The latest poll on an international scale has found that most have poor views of China. In that, the country’s infamous treatment of human rights is the top source of concern.
Nonpartisan think tank Pew Research Center on June 29 released new survey results about how people worldwide see China. Respondents came from 19 developed countries.
According to the survey, 68% of respondents, on average, had a negative opinion of China, which was at or very close to record highs in several nations.
Japan was at the top with 87%, Australia with 86%, Sweden with 83%, the U.S. with 82%, and South Korea with 80%.
Of the 19 nations polled, China gained positive impressions in Singapore, Malaysia, and Israel. While Israel saw somewhat divided opinions, 46% negatively vs. 48% positively, those favoring China in Singapore and Malaysia were significantly greater, with 67% and 60%. Respondents from the two nations also had little criticism of China’s human rights policies.
Human rights practices in China tops the four reasons that influenced people’s view of the country. Respectively, the other three are its military power, economic competition, and involvement in its country’s politics.
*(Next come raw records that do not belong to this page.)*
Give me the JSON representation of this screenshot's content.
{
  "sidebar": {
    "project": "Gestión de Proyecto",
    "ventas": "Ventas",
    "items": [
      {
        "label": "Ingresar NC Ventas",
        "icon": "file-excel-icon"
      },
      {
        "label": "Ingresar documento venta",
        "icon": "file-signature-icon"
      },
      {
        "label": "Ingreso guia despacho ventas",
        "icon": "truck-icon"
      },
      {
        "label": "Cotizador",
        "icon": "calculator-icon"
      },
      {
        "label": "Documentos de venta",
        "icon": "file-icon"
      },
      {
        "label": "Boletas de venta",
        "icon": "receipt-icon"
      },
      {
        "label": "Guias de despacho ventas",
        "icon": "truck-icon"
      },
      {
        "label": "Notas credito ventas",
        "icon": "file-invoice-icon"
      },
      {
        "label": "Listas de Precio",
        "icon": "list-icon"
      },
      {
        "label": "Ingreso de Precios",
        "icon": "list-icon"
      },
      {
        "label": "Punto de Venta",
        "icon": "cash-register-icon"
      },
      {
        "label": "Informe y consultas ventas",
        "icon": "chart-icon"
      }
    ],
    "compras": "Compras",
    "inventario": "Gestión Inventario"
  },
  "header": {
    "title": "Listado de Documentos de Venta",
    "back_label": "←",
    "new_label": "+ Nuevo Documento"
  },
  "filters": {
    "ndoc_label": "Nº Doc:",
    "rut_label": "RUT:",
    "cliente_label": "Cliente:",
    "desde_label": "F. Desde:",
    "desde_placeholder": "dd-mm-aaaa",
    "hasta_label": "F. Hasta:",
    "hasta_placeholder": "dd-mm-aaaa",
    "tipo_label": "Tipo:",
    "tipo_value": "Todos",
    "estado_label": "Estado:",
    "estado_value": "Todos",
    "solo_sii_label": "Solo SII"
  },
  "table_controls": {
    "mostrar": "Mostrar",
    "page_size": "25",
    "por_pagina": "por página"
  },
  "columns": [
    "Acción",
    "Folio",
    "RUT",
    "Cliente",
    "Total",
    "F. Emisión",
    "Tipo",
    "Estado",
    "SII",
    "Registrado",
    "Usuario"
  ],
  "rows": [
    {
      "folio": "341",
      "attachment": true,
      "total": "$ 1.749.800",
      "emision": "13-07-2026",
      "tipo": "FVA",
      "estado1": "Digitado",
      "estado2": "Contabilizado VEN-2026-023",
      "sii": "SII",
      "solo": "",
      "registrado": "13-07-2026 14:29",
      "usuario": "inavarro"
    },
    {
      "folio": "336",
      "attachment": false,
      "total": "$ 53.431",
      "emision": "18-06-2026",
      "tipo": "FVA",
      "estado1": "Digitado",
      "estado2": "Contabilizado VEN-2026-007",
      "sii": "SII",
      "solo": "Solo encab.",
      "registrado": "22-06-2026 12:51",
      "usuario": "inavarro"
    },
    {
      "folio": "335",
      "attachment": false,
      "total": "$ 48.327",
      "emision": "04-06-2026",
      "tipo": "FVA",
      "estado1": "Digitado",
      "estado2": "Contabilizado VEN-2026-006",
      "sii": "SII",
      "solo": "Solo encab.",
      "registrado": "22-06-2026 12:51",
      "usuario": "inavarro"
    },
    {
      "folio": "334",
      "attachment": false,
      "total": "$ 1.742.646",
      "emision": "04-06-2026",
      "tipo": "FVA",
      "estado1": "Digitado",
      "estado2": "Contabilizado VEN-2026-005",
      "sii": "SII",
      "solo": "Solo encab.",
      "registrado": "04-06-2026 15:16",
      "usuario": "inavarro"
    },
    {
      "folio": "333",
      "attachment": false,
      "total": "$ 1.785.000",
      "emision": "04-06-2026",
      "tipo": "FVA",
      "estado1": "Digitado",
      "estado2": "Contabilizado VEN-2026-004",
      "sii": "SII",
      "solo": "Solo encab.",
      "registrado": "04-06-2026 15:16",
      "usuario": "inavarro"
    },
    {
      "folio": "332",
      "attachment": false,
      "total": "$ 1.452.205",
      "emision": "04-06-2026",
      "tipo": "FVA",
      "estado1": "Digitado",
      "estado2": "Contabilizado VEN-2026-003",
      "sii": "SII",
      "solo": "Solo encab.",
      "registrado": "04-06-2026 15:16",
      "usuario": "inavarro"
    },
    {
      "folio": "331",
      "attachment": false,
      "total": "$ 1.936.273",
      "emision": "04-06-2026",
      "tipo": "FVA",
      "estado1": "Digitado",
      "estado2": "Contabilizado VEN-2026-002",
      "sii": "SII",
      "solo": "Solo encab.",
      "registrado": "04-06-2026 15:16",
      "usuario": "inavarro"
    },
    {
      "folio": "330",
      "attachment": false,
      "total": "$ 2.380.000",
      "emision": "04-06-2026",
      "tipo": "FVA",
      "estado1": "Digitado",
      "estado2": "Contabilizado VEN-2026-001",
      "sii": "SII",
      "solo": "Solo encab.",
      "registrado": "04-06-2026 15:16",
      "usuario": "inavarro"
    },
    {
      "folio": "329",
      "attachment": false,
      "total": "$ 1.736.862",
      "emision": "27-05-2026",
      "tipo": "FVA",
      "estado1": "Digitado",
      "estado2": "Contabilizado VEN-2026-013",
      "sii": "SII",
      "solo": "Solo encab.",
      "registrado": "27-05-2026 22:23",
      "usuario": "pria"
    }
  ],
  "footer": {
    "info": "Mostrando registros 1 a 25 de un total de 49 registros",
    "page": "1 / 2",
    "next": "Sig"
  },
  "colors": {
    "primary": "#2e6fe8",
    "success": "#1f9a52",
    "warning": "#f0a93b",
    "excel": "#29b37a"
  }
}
The survey discovered that those with very notable qualms about Beijing’s human rights policies are far more likely to hold negative opinions about China. Those who expressed the worst impression of China’s treatment of human rights were Australia at 91%, Sweden at 90%, and the U.S. and South Korea at 89%.
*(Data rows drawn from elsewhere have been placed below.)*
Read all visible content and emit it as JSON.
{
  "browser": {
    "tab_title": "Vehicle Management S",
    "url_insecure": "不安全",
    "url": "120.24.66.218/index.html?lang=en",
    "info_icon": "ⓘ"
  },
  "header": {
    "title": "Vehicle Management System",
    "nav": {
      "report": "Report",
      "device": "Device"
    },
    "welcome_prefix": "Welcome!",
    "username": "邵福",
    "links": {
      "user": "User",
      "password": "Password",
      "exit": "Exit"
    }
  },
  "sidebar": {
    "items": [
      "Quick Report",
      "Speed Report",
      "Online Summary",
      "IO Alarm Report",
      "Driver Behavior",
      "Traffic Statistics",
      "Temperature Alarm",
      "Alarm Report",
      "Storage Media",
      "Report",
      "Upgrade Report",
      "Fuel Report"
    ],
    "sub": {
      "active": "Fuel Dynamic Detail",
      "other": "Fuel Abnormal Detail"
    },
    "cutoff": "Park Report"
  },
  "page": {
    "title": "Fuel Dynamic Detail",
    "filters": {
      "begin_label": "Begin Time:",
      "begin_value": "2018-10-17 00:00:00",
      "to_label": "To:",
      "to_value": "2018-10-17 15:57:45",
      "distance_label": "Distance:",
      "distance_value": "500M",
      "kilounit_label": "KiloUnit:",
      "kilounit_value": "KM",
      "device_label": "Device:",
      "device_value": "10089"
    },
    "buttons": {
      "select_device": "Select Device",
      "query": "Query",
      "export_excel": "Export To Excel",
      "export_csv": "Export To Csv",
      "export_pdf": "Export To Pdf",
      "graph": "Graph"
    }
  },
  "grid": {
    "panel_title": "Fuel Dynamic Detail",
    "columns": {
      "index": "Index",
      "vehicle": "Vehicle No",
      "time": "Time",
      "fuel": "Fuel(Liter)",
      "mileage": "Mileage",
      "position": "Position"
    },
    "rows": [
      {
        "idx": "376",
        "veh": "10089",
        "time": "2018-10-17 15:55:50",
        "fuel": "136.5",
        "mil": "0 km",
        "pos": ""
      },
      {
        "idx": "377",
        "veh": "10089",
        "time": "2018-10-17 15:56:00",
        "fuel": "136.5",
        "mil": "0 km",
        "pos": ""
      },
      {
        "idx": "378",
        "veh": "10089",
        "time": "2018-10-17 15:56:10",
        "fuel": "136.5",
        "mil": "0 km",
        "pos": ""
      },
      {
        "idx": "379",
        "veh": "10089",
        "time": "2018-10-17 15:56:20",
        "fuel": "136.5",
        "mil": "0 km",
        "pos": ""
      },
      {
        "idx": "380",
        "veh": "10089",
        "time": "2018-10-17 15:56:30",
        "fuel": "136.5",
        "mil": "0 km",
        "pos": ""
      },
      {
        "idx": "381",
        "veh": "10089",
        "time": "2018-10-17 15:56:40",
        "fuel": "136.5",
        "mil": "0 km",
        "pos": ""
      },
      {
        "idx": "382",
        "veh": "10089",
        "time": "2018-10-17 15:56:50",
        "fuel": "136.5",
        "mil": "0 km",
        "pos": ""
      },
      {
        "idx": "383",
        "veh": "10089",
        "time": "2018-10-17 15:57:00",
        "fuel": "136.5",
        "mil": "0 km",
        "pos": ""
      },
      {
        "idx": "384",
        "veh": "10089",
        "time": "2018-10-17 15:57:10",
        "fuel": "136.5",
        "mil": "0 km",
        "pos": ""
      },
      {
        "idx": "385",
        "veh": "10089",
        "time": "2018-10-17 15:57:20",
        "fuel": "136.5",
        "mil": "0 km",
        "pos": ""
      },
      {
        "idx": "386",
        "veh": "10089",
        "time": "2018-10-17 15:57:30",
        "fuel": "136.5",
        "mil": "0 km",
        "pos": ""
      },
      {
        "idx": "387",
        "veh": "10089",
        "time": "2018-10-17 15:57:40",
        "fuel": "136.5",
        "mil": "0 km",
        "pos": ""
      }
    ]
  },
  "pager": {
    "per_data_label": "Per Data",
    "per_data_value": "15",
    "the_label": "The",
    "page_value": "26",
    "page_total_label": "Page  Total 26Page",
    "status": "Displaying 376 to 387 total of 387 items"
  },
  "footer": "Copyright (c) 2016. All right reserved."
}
Despite being unapproving of the issue, South Koreans still agreed in most that their country might prioritize economic ties with China over promoting human rights. South Korea tops the few nations that accepted this agenda; following up were Singapore with 60%, Israel with 57%, Malaysia with 55%, and Hungary with 44%.
In contrast, most regions agreed on the opposite. It is more crucial to promote human rights in China, even if doing so would cost economic ties with it. On average, 70% of those polled in the 19 countries agreed with this.